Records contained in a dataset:
————————

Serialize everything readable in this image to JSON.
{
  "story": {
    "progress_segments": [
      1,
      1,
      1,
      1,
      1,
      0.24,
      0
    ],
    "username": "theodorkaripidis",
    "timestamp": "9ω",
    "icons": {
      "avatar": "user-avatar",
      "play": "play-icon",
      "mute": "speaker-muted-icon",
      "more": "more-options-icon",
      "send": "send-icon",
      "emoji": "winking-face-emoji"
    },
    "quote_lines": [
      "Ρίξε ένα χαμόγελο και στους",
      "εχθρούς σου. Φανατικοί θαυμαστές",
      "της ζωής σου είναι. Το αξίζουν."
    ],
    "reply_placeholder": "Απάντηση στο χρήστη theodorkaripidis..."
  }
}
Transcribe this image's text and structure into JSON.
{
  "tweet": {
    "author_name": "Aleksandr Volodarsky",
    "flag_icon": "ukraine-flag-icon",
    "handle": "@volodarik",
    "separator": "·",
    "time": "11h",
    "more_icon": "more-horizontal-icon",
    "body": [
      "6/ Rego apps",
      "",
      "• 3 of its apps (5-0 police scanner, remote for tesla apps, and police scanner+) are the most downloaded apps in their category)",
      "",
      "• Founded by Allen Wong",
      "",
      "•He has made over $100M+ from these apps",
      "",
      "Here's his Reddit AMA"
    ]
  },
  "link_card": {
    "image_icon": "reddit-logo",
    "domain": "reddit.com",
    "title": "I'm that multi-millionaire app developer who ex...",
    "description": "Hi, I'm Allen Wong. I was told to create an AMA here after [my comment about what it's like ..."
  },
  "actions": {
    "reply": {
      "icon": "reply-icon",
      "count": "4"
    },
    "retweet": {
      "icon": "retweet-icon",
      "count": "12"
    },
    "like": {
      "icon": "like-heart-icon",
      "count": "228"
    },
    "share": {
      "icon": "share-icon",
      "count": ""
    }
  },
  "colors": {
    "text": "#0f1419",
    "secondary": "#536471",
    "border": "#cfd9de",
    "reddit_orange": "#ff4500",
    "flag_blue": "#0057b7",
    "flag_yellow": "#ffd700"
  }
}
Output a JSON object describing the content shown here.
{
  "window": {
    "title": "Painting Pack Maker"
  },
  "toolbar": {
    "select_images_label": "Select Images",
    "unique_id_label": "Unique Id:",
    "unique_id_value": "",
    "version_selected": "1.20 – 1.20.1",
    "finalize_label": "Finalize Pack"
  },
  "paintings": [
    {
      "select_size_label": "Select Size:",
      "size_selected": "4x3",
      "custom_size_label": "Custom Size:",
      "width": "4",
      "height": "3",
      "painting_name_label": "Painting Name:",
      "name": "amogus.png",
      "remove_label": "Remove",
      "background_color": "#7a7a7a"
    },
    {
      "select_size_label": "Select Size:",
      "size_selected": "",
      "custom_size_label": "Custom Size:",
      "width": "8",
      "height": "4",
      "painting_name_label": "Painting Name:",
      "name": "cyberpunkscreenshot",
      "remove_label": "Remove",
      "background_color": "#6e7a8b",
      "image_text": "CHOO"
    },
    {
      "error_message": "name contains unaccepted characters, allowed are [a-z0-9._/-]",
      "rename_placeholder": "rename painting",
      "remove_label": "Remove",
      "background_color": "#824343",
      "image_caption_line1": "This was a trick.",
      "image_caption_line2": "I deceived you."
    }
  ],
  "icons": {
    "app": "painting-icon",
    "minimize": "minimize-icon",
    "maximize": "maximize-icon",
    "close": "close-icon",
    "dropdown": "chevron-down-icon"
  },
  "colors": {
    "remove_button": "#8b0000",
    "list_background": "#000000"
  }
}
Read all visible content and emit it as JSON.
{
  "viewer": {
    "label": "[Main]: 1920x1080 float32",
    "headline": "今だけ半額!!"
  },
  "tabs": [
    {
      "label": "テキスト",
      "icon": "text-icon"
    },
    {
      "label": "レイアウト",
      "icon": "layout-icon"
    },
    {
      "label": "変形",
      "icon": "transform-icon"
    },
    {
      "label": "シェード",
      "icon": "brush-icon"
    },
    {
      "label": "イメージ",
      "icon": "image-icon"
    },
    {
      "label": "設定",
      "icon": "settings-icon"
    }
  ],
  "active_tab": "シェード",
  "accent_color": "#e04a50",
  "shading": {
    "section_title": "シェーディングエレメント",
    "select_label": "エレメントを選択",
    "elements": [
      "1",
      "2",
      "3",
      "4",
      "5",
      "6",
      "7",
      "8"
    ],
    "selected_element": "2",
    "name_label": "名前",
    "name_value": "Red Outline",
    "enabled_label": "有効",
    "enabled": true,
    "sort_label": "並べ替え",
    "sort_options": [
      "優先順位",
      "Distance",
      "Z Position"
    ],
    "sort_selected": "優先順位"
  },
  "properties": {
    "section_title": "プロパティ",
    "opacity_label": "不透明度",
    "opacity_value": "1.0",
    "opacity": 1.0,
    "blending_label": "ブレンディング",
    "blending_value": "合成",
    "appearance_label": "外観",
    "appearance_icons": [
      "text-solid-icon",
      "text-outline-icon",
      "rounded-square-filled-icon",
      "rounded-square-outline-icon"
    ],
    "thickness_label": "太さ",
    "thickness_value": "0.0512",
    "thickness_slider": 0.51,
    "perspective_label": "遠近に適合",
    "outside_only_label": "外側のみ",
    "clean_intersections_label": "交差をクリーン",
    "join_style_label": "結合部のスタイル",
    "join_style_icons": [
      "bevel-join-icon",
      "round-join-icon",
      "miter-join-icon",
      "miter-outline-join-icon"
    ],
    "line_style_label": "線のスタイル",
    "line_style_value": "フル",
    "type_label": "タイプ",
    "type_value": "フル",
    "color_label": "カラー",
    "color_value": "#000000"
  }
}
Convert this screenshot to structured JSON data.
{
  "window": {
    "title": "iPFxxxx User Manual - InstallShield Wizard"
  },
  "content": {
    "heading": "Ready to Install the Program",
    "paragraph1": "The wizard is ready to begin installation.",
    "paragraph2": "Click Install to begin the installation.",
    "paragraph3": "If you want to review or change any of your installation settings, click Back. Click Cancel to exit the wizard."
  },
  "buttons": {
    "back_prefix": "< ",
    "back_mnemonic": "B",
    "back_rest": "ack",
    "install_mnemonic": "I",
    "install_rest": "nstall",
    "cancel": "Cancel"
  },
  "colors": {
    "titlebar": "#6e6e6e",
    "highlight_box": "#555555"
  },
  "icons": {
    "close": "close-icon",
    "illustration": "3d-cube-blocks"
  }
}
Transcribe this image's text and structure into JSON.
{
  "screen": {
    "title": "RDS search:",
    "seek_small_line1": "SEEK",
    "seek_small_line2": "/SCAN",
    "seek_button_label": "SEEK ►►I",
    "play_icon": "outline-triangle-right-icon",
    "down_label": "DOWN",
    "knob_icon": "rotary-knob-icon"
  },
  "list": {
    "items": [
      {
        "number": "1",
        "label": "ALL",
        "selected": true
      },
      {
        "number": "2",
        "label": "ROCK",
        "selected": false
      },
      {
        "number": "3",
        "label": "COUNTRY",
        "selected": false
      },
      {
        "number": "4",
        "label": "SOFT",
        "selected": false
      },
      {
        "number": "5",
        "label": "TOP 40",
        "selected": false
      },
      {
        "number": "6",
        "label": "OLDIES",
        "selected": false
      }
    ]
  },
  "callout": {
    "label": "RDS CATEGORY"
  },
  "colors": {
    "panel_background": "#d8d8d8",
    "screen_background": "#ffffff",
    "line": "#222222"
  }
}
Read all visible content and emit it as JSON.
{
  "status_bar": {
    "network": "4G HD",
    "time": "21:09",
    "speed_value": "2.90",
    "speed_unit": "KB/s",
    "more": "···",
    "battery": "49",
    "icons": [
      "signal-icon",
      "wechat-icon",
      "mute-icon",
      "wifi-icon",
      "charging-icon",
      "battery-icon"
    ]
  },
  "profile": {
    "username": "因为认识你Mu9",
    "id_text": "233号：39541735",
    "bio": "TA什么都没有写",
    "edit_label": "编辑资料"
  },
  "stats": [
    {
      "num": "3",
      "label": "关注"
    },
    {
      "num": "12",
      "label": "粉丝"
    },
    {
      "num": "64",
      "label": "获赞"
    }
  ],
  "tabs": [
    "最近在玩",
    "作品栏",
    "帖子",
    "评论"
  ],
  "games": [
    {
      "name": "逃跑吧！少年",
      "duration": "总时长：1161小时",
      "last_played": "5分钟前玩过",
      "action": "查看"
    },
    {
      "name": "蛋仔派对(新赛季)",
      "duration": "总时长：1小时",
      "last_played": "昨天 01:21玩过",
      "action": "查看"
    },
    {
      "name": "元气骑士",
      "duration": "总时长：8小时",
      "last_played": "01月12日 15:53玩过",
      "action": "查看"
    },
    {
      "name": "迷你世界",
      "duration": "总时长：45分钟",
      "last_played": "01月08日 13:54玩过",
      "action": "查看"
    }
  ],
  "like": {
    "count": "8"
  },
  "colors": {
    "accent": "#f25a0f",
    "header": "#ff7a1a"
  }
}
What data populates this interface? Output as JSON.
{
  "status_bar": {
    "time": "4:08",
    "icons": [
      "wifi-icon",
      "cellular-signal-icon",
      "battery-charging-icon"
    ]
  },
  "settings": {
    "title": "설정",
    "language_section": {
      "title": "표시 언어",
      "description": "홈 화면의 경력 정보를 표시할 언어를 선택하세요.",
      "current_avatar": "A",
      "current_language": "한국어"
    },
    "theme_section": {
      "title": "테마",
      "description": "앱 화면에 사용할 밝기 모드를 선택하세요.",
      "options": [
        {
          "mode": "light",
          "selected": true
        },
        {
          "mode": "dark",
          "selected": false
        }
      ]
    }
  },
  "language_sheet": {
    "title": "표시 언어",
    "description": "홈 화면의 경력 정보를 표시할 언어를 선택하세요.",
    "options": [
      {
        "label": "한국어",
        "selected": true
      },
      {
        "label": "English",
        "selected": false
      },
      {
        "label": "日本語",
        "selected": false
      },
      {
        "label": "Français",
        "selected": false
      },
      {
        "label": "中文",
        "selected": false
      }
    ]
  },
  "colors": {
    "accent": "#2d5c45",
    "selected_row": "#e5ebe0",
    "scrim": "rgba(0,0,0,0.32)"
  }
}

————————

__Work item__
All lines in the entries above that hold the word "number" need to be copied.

__Written answer__
        "number": "1",
        "number": "2",
        "number": "3",
        "number": "4",
        "number": "5",
        "number": "6",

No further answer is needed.